And how would you capitalize on the gifts we have among us right now, to make the most of this opportunity to change and grow before we lose it?
Remember that three years ago, this church was considering becoming part of a two-point charge, sharing a pastor with another congregation. Apportionments had not been paid in full for three years in a row. This congregation was facing some very difficult decisions about its own health and sustainability.
But God wasn’t done with us yet. God has a plan for us, a plan for good and not for harm, a plan to give us a future and a hope.
Today’s Call to Worship from Psalm 126, bears repeating.
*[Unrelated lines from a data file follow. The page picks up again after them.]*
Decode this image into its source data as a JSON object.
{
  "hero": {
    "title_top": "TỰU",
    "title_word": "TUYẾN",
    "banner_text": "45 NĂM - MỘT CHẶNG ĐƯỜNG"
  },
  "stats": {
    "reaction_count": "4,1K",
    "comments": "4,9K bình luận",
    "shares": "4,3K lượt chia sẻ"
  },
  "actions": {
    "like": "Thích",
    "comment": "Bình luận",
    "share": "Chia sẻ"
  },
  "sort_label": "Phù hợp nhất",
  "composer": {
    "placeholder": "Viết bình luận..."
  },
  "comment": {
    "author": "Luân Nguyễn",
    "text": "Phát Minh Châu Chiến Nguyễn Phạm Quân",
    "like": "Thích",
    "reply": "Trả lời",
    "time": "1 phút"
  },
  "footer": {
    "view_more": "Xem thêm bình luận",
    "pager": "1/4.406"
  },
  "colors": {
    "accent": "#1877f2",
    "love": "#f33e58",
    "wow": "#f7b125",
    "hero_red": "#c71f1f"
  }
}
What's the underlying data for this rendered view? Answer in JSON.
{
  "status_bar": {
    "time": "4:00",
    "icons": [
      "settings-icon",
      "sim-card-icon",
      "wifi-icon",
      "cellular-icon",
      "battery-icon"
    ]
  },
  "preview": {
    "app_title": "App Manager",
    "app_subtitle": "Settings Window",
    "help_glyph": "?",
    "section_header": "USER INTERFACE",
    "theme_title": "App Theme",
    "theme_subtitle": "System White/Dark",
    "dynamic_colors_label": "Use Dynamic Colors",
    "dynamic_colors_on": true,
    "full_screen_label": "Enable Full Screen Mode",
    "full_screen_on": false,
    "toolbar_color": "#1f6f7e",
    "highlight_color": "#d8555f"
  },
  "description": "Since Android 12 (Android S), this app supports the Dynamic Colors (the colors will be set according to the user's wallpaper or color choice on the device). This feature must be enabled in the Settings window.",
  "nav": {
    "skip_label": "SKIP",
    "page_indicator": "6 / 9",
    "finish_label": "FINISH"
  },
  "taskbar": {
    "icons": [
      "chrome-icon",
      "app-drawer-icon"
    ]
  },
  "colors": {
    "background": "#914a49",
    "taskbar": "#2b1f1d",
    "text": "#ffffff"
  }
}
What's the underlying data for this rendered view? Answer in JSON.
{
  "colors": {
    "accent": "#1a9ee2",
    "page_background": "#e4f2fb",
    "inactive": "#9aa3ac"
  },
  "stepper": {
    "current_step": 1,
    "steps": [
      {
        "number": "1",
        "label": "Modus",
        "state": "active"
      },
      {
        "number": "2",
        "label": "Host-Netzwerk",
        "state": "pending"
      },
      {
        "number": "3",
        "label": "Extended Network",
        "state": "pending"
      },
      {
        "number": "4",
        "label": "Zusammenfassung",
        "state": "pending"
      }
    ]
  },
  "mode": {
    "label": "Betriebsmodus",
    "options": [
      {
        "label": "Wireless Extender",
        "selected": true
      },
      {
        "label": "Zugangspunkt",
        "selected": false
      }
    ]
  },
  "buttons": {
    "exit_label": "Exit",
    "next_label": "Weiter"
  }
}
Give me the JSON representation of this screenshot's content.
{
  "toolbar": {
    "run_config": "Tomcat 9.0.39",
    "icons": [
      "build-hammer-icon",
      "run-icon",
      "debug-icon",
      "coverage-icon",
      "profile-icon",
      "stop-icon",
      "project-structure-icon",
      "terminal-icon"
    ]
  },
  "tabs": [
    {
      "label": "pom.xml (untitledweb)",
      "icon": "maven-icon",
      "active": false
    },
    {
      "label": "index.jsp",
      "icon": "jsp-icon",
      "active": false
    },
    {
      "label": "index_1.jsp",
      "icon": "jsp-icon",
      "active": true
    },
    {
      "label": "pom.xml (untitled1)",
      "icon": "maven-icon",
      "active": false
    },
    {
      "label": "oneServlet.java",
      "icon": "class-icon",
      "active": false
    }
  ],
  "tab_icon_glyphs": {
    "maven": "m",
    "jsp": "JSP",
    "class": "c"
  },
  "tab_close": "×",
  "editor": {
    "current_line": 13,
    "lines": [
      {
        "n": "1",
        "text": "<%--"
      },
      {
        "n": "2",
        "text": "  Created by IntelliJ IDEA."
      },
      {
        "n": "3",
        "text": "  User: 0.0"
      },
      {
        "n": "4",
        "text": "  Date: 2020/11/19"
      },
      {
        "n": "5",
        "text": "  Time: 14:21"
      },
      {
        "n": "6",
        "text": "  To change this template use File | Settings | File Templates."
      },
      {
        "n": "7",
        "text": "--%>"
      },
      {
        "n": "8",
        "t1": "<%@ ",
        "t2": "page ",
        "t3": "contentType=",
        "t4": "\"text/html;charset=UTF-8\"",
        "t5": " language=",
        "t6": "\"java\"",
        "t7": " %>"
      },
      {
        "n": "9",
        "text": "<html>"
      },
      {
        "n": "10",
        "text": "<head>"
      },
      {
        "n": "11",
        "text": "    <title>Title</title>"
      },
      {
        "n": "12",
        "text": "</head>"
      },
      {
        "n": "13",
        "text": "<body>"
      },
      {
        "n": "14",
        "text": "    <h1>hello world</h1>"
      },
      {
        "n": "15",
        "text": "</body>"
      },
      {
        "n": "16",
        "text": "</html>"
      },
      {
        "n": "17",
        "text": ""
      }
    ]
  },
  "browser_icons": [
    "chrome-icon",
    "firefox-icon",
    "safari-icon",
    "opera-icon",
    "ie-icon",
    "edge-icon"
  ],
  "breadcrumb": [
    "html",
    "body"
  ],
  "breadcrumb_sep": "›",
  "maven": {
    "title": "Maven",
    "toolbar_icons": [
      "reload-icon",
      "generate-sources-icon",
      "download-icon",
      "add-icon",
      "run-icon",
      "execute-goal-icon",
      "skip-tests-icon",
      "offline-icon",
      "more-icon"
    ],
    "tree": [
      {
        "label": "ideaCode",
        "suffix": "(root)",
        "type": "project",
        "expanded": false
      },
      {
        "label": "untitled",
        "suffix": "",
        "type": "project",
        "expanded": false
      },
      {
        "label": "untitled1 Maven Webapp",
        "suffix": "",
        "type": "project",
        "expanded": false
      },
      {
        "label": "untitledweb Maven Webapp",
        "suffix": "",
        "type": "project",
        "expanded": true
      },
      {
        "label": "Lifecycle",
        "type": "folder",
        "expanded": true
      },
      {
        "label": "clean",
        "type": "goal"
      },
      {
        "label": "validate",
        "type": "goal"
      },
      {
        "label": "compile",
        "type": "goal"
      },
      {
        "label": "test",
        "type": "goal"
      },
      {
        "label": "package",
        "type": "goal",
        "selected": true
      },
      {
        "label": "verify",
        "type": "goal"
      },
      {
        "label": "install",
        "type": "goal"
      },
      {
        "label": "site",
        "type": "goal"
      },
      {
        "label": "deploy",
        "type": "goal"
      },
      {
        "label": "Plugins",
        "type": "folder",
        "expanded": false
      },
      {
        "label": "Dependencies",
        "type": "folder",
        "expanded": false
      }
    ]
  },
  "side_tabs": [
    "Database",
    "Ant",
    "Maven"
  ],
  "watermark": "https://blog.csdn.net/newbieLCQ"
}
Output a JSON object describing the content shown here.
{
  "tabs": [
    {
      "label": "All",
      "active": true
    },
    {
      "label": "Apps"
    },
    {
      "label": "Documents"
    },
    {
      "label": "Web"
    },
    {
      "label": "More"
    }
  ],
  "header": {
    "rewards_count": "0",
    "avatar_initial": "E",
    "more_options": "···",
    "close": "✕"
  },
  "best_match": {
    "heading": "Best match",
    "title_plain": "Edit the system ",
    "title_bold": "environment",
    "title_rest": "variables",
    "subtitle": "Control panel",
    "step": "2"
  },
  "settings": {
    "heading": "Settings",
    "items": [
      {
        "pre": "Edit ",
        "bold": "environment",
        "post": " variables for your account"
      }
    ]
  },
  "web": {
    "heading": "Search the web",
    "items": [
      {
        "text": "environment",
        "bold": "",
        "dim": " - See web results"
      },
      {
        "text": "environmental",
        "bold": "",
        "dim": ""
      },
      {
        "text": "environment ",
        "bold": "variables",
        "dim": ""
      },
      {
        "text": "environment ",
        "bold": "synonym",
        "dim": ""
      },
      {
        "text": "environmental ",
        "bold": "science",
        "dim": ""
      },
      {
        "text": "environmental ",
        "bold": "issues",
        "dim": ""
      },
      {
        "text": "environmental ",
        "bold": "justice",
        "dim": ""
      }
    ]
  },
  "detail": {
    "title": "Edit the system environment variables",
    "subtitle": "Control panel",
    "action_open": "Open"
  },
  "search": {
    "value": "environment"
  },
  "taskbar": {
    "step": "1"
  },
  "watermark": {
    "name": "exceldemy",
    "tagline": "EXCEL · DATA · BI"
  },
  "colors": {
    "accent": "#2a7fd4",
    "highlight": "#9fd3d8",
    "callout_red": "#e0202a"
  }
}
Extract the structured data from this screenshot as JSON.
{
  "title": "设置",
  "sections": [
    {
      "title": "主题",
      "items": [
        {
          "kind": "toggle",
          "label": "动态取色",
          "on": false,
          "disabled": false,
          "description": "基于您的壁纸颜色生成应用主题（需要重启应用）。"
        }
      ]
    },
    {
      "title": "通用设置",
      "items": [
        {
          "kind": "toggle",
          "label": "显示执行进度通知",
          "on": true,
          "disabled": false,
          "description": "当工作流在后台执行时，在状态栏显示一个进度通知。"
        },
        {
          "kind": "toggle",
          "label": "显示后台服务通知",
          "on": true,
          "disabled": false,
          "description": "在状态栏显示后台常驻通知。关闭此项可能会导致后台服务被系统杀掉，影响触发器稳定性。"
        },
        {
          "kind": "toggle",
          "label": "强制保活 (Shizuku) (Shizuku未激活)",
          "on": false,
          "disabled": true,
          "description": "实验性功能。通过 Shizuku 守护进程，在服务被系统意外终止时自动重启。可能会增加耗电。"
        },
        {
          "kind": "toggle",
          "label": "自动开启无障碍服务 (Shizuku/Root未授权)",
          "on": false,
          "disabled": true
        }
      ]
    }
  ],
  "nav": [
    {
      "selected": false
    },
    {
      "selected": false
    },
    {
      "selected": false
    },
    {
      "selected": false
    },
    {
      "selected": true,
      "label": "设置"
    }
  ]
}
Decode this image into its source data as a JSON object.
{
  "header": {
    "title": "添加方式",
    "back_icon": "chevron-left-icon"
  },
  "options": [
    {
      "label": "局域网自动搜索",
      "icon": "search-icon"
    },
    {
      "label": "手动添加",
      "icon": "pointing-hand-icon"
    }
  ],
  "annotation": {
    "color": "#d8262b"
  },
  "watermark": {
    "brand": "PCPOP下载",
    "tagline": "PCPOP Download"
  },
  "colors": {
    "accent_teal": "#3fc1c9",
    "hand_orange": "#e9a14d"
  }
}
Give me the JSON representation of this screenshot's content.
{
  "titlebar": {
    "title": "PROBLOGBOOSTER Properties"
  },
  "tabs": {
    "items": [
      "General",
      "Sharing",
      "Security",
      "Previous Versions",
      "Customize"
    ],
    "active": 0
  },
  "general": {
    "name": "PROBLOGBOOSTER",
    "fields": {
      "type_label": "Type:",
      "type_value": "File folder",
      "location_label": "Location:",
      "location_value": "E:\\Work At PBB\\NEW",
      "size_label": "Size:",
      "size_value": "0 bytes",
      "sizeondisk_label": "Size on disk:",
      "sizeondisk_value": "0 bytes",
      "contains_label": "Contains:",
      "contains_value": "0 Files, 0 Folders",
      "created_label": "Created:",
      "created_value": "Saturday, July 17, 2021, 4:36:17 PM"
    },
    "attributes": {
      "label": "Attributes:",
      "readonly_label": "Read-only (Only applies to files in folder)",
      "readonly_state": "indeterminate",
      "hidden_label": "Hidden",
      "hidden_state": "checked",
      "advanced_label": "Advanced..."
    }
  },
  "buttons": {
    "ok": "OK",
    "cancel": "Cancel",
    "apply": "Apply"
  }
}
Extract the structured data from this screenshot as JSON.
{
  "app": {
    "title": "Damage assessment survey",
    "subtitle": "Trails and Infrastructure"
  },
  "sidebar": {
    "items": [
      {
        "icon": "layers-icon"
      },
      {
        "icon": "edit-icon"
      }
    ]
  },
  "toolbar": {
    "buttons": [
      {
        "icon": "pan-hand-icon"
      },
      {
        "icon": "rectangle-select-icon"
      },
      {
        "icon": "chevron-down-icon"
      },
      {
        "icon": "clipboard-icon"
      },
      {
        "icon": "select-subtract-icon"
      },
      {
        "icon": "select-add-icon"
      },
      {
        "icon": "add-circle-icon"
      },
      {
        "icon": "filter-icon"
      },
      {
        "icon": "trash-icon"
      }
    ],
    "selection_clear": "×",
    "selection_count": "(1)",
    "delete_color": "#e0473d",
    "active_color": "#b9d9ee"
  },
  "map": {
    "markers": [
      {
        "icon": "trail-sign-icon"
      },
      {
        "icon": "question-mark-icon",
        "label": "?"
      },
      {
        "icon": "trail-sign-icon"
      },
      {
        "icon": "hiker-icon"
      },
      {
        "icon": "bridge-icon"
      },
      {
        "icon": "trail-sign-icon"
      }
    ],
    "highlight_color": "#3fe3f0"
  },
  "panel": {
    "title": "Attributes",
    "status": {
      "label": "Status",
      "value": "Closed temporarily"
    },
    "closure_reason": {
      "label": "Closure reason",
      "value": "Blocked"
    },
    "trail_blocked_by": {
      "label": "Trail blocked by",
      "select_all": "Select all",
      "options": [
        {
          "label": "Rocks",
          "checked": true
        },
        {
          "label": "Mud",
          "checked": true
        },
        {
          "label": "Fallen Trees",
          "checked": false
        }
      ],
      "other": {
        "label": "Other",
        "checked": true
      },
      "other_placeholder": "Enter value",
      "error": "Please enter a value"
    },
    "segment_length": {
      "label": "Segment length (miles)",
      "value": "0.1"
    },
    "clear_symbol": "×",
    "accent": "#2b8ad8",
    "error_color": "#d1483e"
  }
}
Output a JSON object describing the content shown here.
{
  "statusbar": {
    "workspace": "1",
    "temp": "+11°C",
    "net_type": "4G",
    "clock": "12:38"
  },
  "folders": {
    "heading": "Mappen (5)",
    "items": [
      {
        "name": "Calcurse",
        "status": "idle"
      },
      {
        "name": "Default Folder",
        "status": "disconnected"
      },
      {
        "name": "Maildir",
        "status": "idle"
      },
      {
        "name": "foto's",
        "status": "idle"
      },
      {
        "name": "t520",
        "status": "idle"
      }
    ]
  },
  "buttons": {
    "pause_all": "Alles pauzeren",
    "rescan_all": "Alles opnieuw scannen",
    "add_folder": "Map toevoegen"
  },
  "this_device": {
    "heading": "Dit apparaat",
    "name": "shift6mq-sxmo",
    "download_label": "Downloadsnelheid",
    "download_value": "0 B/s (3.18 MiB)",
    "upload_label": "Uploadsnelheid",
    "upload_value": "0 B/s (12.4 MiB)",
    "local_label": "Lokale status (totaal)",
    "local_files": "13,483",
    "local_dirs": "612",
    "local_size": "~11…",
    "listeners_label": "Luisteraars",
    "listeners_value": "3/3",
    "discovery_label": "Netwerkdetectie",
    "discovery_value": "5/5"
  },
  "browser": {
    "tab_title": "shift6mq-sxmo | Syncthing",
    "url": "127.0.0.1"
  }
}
Only this time, I’d like to substitute a different name for Zion.
LEADER: When the Lord restored the fortunes of First United Methodist Church of New Ulm, Minnesota, we were like those who dream.
PEOPLE: Then our mouth was filled with laughter, and our tongue with shouts of joy. Then it was said among the nations, “The Lord has done great things for them.”
LEADER: The Lord has done great things for us, and we rejoiced. May those who sow in tears reap with shouts of joy.
PEOPLE: Those who go out weeping, bearing seeds for sowing, shall come home with shouts of joy, carrying their sheaves.
I invite you to stay for dinner, to learn how we might use our strengths to address our concerns in order to become the church Christ calls us to be in this time and this place,for this people and this community, by the grace of God. May we choose to follow Jesus boldly where he leads us, so that – because of us and our ministry together – people may know that the kingdom of God is here. Amen.